Contemporary German Art – Maxim Fomenko
Below – “forever”; “Studio”; “ghost.”
Remembering a Writer on the Date of His Birth: Born 29 November 1898: C. S. Lewis, a British novelist, poet, and critic.
Some quotes from the work of C. S. Lewis:
“You can’t go back and change the beginning, but you can start where you are and change the ending.”
“What does not satisfy when we find it, was not the thing we were desiring.”
“To love at all is to be vulnerable. Love anything and your heart will be wrung and possibly broken. If you want to make sure of keeping it intact you must give it to no one, not even an animal. Wrap it carefully round with hobbies and little luxuries; avoid all entanglements. Lock it up safe in the casket or coffin of your selfishness. But in that casket, safe, dark, motionless, airless, it will change.
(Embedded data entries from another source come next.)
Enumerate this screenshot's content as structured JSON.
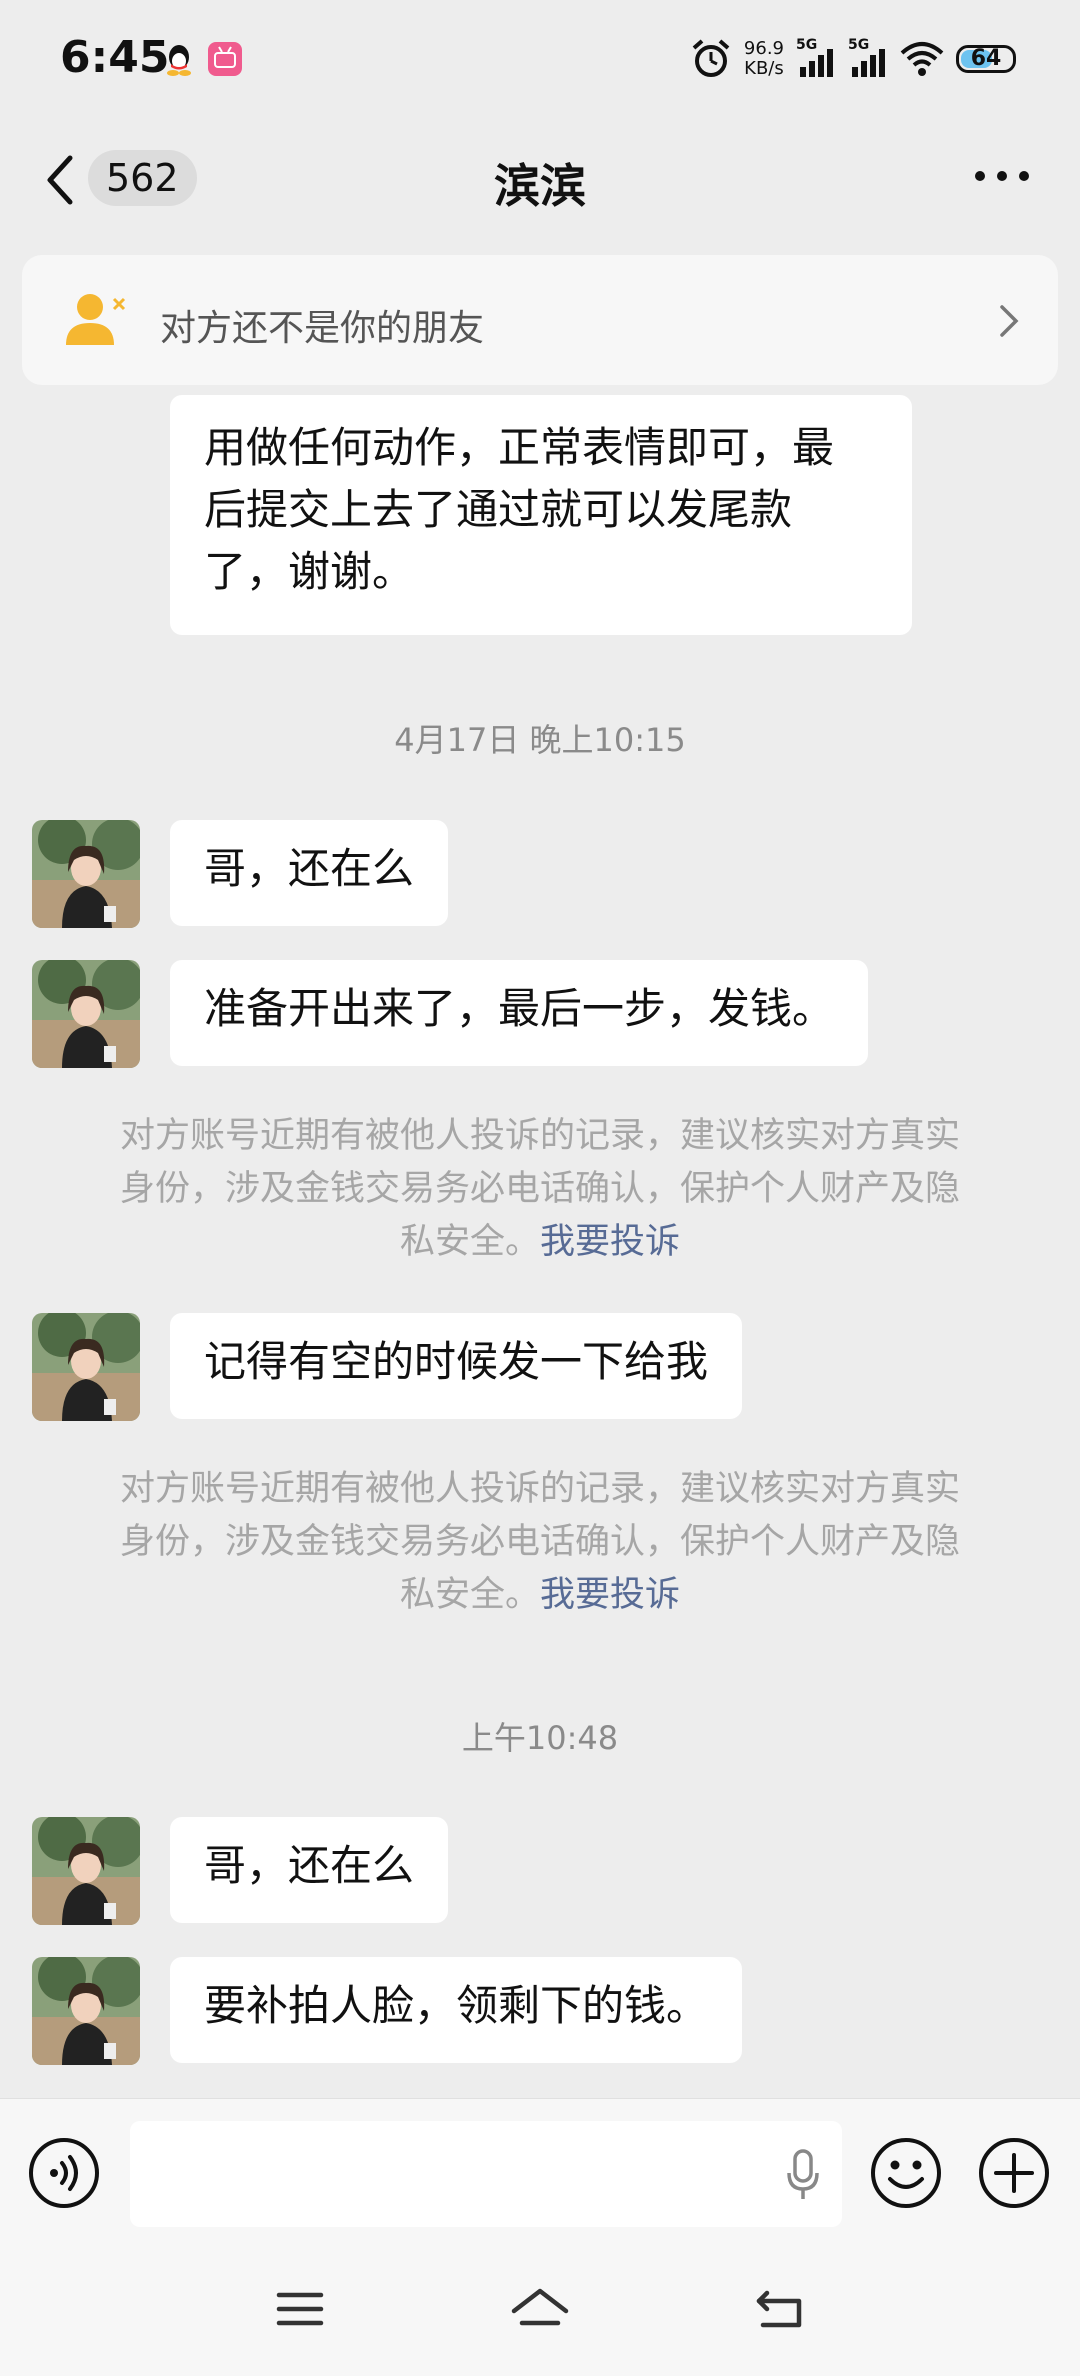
{
  "status_bar": {
    "time": "6:45",
    "net_speed_value": "96.9",
    "net_speed_unit": "KB/s",
    "signal1_label": "5G",
    "signal2_label": "5G",
    "battery_level": "64",
    "battery_fraction": 0.64,
    "app_icons": [
      "qq-icon",
      "bilibili-icon"
    ]
  },
  "header": {
    "unread_count": "562",
    "title": "滨滨"
  },
  "banner": {
    "text": "对方还不是你的朋友"
  },
  "messages": {
    "m0_lines": [
      "用做任何动作，正常表情即可，最",
      "后提交上去了通过就可以发尾款",
      "了，谢谢。"
    ],
    "ts1": "4月17日 晚上10:15",
    "m1": "哥，还在么",
    "m2": "准备开出来了，最后一步，发钱。",
    "w1_line1": "对方账号近期有被他人投诉的记录，建议核实对方真实",
    "w1_line2": "身份，涉及金钱交易务必电话确认，保护个人财产及隐",
    "w1_line3": "私安全。",
    "w1_link": "我要投诉",
    "m3": "记得有空的时候发一下给我",
    "w2_line1": "对方账号近期有被他人投诉的记录，建议核实对方真实",
    "w2_line2": "身份，涉及金钱交易务必电话确认，保护个人财产及隐",
    "w2_line3": "私安全。",
    "w2_link": "我要投诉",
    "ts2": "上午10:48",
    "m4": "哥，还在么",
    "m5": "要补拍人脸，领剩下的钱。"
  },
  "colors": {
    "background": "#ededed",
    "bubble": "#ffffff",
    "link": "#576b95",
    "banner_icon": "#f5b731"
  }
}
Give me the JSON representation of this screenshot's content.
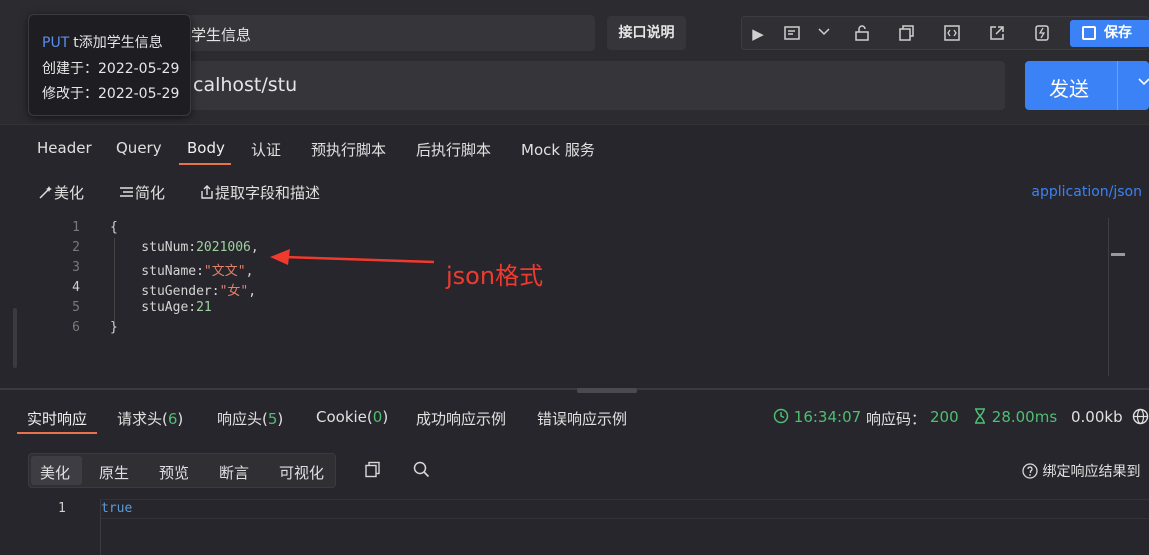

It will not be broken; it will become unbreakable, impenetrable, irredeemable. To love is to be vulnerable.”
“Humility is not thinking less of yourself, it’s thinking of yourself less.”
“Getting over a painful experience is much like crossing monkey bars. You have to let go at some point in order to move forward.”
“The greatest evils in the world will not be carried out by men with guns, but by men in suits sitting behind desks.”
“Isn’t it funny how day by day nothing changes, but when you look back, everything is different.”
Below – “Siberian Nocturne 3”; “Rails at Sunset”; “A Railway Impression XXXI”; “Winter Postcard 5”; “Winter Impression 22”; “Siberian Nocturne 2.”
Remembering a Writer on the Date of Her Birth: Born 29 November 1918 – Madeleine L’Engle, an American author and poet.
Some quotes from the work of Madeleine L’Engle:
“The world has been abnormal for so long that we’ve forgotten what it’s like to live in a peaceful and reasonable climate. If there is to be any peace or reason, we have to create it in our own hearts and homes.”
“Because we fail to listen to each other’s stories, we are becoming a fragmented human race.”
“But grief still has to be worked through. It is like walking through water. Sometimes there are little waves lapping about my feet. Sometimes there is an enormous breaker that knocks me down. Sometimes there is a sudden and fierce squall. But I know that many waters cannot quench love, neither can the floods drown it.”
“Like it or not, we either add to the darkness of indifference and out-and-out evil which surrounds us or we light a candle to see by.”
“We are all strangers in a strange land, longing for home, but not quite knowing what or where home is. We glimpse it sometimes in our dreams, or as we turn a corner, and suddenly there is a strange, sweet familiarity that vanishes almost as soon as it comes.”
“The great thing about getting older is that you don’t lose all the other ages you’ve been.”
Below – “Ornamental Cherry”; “Seated Nude with Blue Robe”; “Water Mill”; “Bouquet”; “Pondscape”; “View from the Window.”
Remembering a Writer on the Date of His Death: Died 29 November 2014 – Mark Strand, a Canadian-born American poet, essayist, and translator.
“The Coming of Light”
by Mark Strand
Even this late it happens:
the coming of love, the coming of light.
You wake and the candles are lit as if by themselves,
stars gather, dreams pour into your pillows,
sending up warm bouquets of air.
Even this late the bones of the body shine
and tomorrow’s dust flares into breath.
Below – “Woman Reading”; “Iris and Ink Beetles”; “Flying Point”; “In Winter”; “Cherry blossoms painted outdoors”; “Nude Seated from Behind.”
A Poem for Today
by Peter Everwine
We walked at the edge of the sea, the dog,
still young then, running ahead of us.
Few people. Gulls. A flock of pelicans
circled beyond the swells, then closed
their wings and dropped head-long
into the dazzle of light and sea. You clapped
your hands; the day grew brilliant.
Later we sat at a small table
with wine and food that tasted of the sea.
A perfect day, we said to one another,
so that even when the day ended
and the lights of houses among the hills
came on like a scattering of embers,
we watched it leave without regret.
That night, easing myself toward sleep,
I thought how blindly we stumble ahead
with such hope, a light flares briefly—Ah, Happiness!
then we turn and go on our way again.
But happiness, too, goes on its way,
and years from where we were, I lie awake
in the dark and suddenly it returns—
that day by the sea, that happiness,
though it is not the same happiness,
not the same darkness.